→ **Work to complete**: Each line of the data below holding the word "this" must be copied.

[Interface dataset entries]

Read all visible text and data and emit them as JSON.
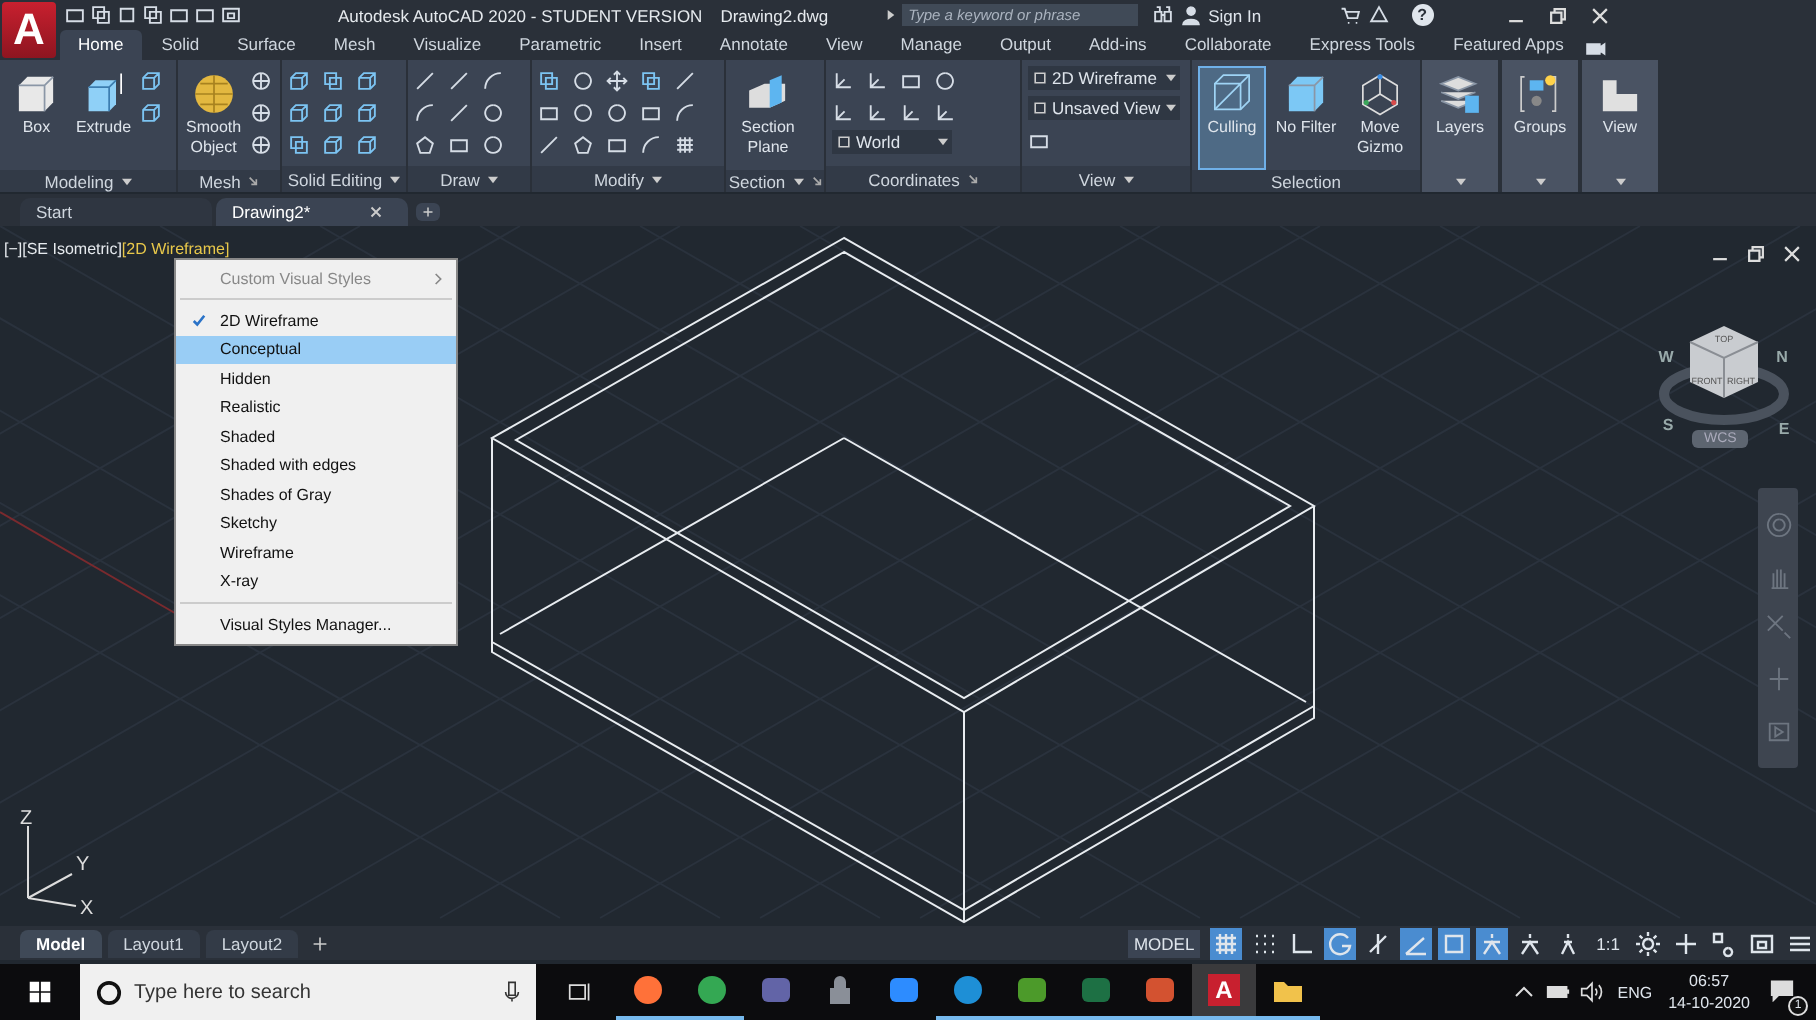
{
  "app_button": {
    "label": "A"
  },
  "title_bar": {
    "title": "Autodesk AutoCAD 2020 - STUDENT VERSION",
    "file": "Drawing2.dwg",
    "search": {
      "placeholder": "Type a keyword or phrase"
    },
    "sign_in": "Sign In",
    "help": "?"
  },
  "ribbon_tabs": [
    {
      "label": "Home",
      "selected": true
    },
    {
      "label": "Solid",
      "selected": false
    },
    {
      "label": "Surface",
      "selected": false
    },
    {
      "label": "Mesh",
      "selected": false
    },
    {
      "label": "Visualize",
      "selected": false
    },
    {
      "label": "Parametric",
      "selected": false
    },
    {
      "label": "Insert",
      "selected": false
    },
    {
      "label": "Annotate",
      "selected": false
    },
    {
      "label": "View",
      "selected": false
    },
    {
      "label": "Manage",
      "selected": false
    },
    {
      "label": "Output",
      "selected": false
    },
    {
      "label": "Add-ins",
      "selected": false
    },
    {
      "label": "Collaborate",
      "selected": false
    },
    {
      "label": "Express Tools",
      "selected": false
    },
    {
      "label": "Featured Apps",
      "selected": false
    }
  ],
  "ribbon_panels": [
    {
      "title": "Modeling",
      "kind": "modeling",
      "menu": true,
      "launcher": false,
      "buttons": [
        {
          "label": "Box",
          "kind": "box",
          "on": false
        },
        {
          "label": "Extrude",
          "kind": "extrude",
          "on": false
        }
      ]
    },
    {
      "title": "Mesh",
      "kind": "mesh",
      "menu": false,
      "launcher": true,
      "buttons": [
        {
          "label": "Smooth Object",
          "kind": "sphere",
          "on": false
        }
      ]
    },
    {
      "title": "Solid Editing",
      "kind": "solid",
      "menu": true,
      "launcher": false
    },
    {
      "title": "Draw",
      "kind": "draw",
      "menu": true,
      "launcher": false
    },
    {
      "title": "Modify",
      "kind": "modify",
      "menu": true,
      "launcher": false
    },
    {
      "title": "Section",
      "kind": "section",
      "menu": true,
      "launcher": true,
      "buttons": [
        {
          "label": "Section Plane",
          "kind": "plane",
          "on": false
        }
      ]
    },
    {
      "title": "Coordinates",
      "kind": "coordinates",
      "menu": false,
      "launcher": true,
      "dropdowns": [
        {
          "value": "World"
        }
      ]
    },
    {
      "title": "View",
      "kind": "view",
      "menu": true,
      "launcher": false,
      "dropdowns": [
        {
          "value": "2D Wireframe"
        },
        {
          "value": "Unsaved View"
        }
      ]
    },
    {
      "title": "Selection",
      "kind": "selection",
      "menu": false,
      "launcher": false,
      "buttons": [
        {
          "label": "Culling",
          "kind": "culling",
          "on": true
        },
        {
          "label": "No Filter",
          "kind": "filter",
          "on": false
        },
        {
          "label": "Move Gizmo",
          "kind": "gizmo",
          "on": false
        }
      ]
    },
    {
      "kind": "layers",
      "menu": true,
      "launcher": false,
      "buttons": [
        {
          "label": "Layers",
          "kind": "layers",
          "on": false
        }
      ]
    },
    {
      "kind": "groups",
      "menu": true,
      "launcher": false,
      "buttons": [
        {
          "label": "Groups",
          "kind": "groups",
          "on": false
        }
      ]
    },
    {
      "kind": "viewtools",
      "menu": true,
      "launcher": false,
      "buttons": [
        {
          "label": "View",
          "kind": "viewbtn",
          "on": false
        }
      ]
    }
  ],
  "file_tabs": [
    {
      "label": "Start",
      "selected": false,
      "closable": false
    },
    {
      "label": "Drawing2*",
      "selected": true,
      "closable": true
    }
  ],
  "viewport_label": {
    "controls": "[−]",
    "view": "[SE Isometric]",
    "style": "[2D Wireframe]"
  },
  "visual_styles_menu": {
    "header": "Custom Visual Styles",
    "items": [
      {
        "label": "2D Wireframe",
        "checked": true,
        "selected": false
      },
      {
        "label": "Conceptual",
        "checked": false,
        "selected": true
      },
      {
        "label": "Hidden",
        "checked": false,
        "selected": false
      },
      {
        "label": "Realistic",
        "checked": false,
        "selected": false
      },
      {
        "label": "Shaded",
        "checked": false,
        "selected": false
      },
      {
        "label": "Shaded with edges",
        "checked": false,
        "selected": false
      },
      {
        "label": "Shades of Gray",
        "checked": false,
        "selected": false
      },
      {
        "label": "Sketchy",
        "checked": false,
        "selected": false
      },
      {
        "label": "Wireframe",
        "checked": false,
        "selected": false
      },
      {
        "label": "X-ray",
        "checked": false,
        "selected": false
      }
    ],
    "footer": "Visual Styles Manager..."
  },
  "viewcube": {
    "faces": [
      "TOP",
      "FRONT",
      "RIGHT"
    ],
    "compass": {
      "north": "N",
      "east": "E",
      "south": "S",
      "west": "W"
    },
    "ucs": "WCS"
  },
  "ucs_icon": {
    "x": "X",
    "y": "Y",
    "z": "Z"
  },
  "layout_tabs": [
    {
      "label": "Model",
      "selected": true
    },
    {
      "label": "Layout1",
      "selected": false
    },
    {
      "label": "Layout2",
      "selected": false
    }
  ],
  "status_bar": {
    "space": "MODEL",
    "scale": "1:1",
    "toggles": [
      {
        "kind": "grid",
        "on": true
      },
      {
        "kind": "snap",
        "on": false
      },
      {
        "kind": "ortho",
        "on": false
      },
      {
        "kind": "polar",
        "on": true
      },
      {
        "kind": "tracking",
        "on": false
      },
      {
        "kind": "isodraft",
        "on": true
      },
      {
        "kind": "osnap",
        "on": true
      },
      {
        "kind": "annotation",
        "on": true
      },
      {
        "kind": "annoauto",
        "on": false
      },
      {
        "kind": "annoscale",
        "on": false
      }
    ]
  },
  "taskbar": {
    "search": {
      "placeholder": "Type here to search"
    },
    "apps": [
      {
        "kind": "firefox",
        "running": true,
        "active": false
      },
      {
        "kind": "chrome",
        "running": true,
        "active": false
      },
      {
        "kind": "teams",
        "running": false,
        "active": false
      },
      {
        "kind": "vpn",
        "running": false,
        "active": false
      },
      {
        "kind": "zoom",
        "running": false,
        "active": false
      },
      {
        "kind": "edge",
        "running": true,
        "active": false
      },
      {
        "kind": "project",
        "running": true,
        "active": false
      },
      {
        "kind": "excel",
        "running": true,
        "active": false
      },
      {
        "kind": "powerpoint",
        "running": true,
        "active": false
      },
      {
        "kind": "autocad",
        "label": "A",
        "running": true,
        "active": true
      },
      {
        "kind": "explorer",
        "running": true,
        "active": false
      }
    ],
    "language": "ENG",
    "time": "06:57",
    "date": "14-10-2020",
    "notifications": "1"
  }
}
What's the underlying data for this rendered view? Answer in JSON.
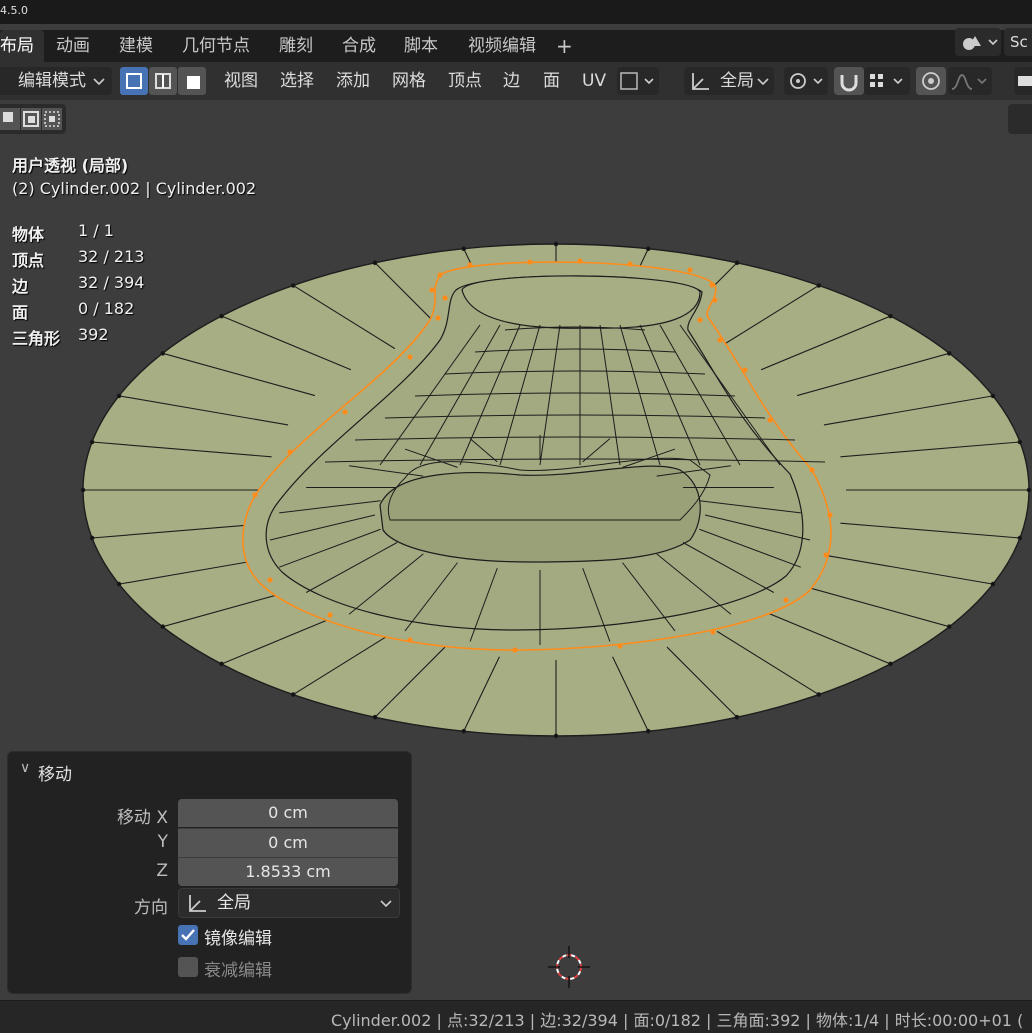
{
  "app": {
    "version": "4.5.0"
  },
  "workspace_tabs": [
    {
      "label": "布局"
    },
    {
      "label": "动画"
    },
    {
      "label": "建模"
    },
    {
      "label": "几何节点"
    },
    {
      "label": "雕刻"
    },
    {
      "label": "合成"
    },
    {
      "label": "脚本"
    },
    {
      "label": "视频编辑"
    }
  ],
  "scene_field": "Sc",
  "header": {
    "mode": "编辑模式",
    "menus": [
      "视图",
      "选择",
      "添加",
      "网格",
      "顶点",
      "边",
      "面",
      "UV"
    ],
    "transform_orientation": "全局"
  },
  "viewport": {
    "view_name": "用户透视 (局部)",
    "object_info": "(2) Cylinder.002 | Cylinder.002",
    "stats": [
      {
        "label": "物体",
        "value": "1 / 1"
      },
      {
        "label": "顶点",
        "value": "32 / 213"
      },
      {
        "label": "边",
        "value": "32 / 394"
      },
      {
        "label": "面",
        "value": "0 / 182"
      },
      {
        "label": "三角形",
        "value": "392"
      }
    ]
  },
  "operator_panel": {
    "title": "移动",
    "move_x_label": "移动 X",
    "move_x": "0 cm",
    "y_label": "Y",
    "move_y": "0 cm",
    "z_label": "Z",
    "move_z": "1.8533 cm",
    "orientation_label": "方向",
    "orientation_value": "全局",
    "mirror_label": "镜像编辑",
    "mirror_checked": true,
    "proportional_label": "衰减编辑",
    "proportional_checked": false
  },
  "statusbar": {
    "text": "Cylinder.002 | 点:32/213 | 边:32/394 | 面:0/182 | 三角面:392 | 物体:1/4 | 时长:00:00+01 ("
  },
  "colors": {
    "mesh_face": "#a7ae84",
    "selection": "#ff8c1a",
    "accent_blue": "#4772b3"
  }
}
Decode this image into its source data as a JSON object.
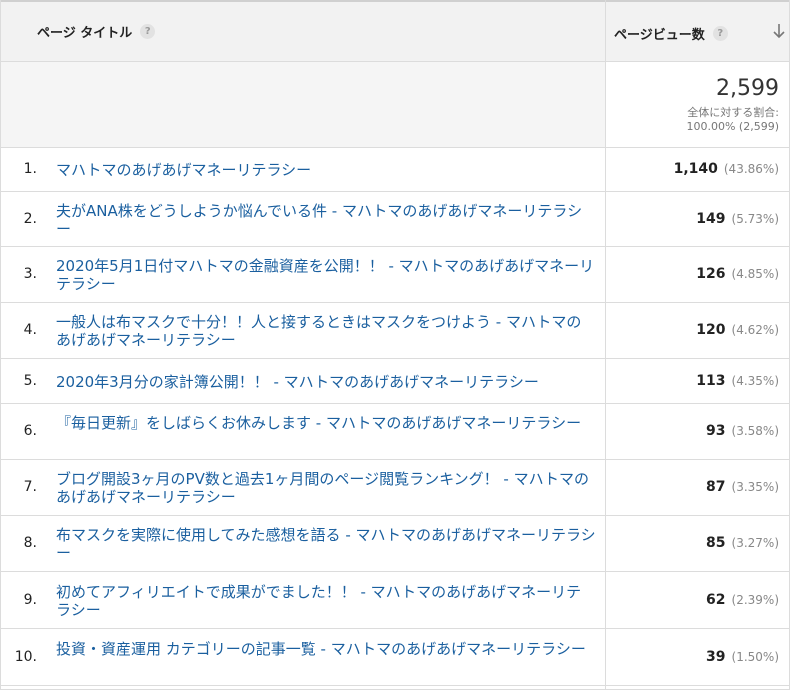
{
  "header": {
    "title_col": "ページ タイトル",
    "metric_col": "ページビュー数",
    "help_glyph": "?"
  },
  "summary": {
    "total": "2,599",
    "label": "全体に対する割合:",
    "pct": "100.00% (2,599)"
  },
  "rows": [
    {
      "rank": "1.",
      "title": "マハトマのあげあげマネーリテラシー",
      "views": "1,140",
      "pct": "(43.86%)"
    },
    {
      "rank": "2.",
      "title": "夫がANA株をどうしようか悩んでいる件 - マハトマのあげあげマネーリテラシー",
      "views": "149",
      "pct": "(5.73%)"
    },
    {
      "rank": "3.",
      "title": "2020年5月1日付マハトマの金融資産を公開！！ - マハトマのあげあげマネーリテラシー",
      "views": "126",
      "pct": "(4.85%)"
    },
    {
      "rank": "4.",
      "title": "一般人は布マスクで十分！！人と接するときはマスクをつけよう - マハトマのあげあげマネーリテラシー",
      "views": "120",
      "pct": "(4.62%)"
    },
    {
      "rank": "5.",
      "title": "2020年3月分の家計簿公開！！ - マハトマのあげあげマネーリテラシー",
      "views": "113",
      "pct": "(4.35%)"
    },
    {
      "rank": "6.",
      "title": "『毎日更新』をしばらくお休みします - マハトマのあげあげマネーリテラシー",
      "views": "93",
      "pct": "(3.58%)"
    },
    {
      "rank": "7.",
      "title": "ブログ開設3ヶ月のPV数と過去1ヶ月間のページ閲覧ランキング！ - マハトマのあげあげマネーリテラシー",
      "views": "87",
      "pct": "(3.35%)"
    },
    {
      "rank": "8.",
      "title": "布マスクを実際に使用してみた感想を語る - マハトマのあげあげマネーリテラシー",
      "views": "85",
      "pct": "(3.27%)"
    },
    {
      "rank": "9.",
      "title": "初めてアフィリエイトで成果がでました！！ - マハトマのあげあげマネーリテラシー",
      "views": "62",
      "pct": "(2.39%)"
    },
    {
      "rank": "10.",
      "title": "投資・資産運用 カテゴリーの記事一覧 - マハトマのあげあげマネーリテラシー",
      "views": "39",
      "pct": "(1.50%)"
    }
  ],
  "icons": {
    "help": "help-icon",
    "sort": "arrow-down-icon"
  },
  "colors": {
    "link": "#1a5f9f",
    "header_bg": "#f2f2f2"
  }
}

→ **Task result**:
What's the underlying data for this rendered view? Answer in JSON.
Decode this image into its source data as a JSON object.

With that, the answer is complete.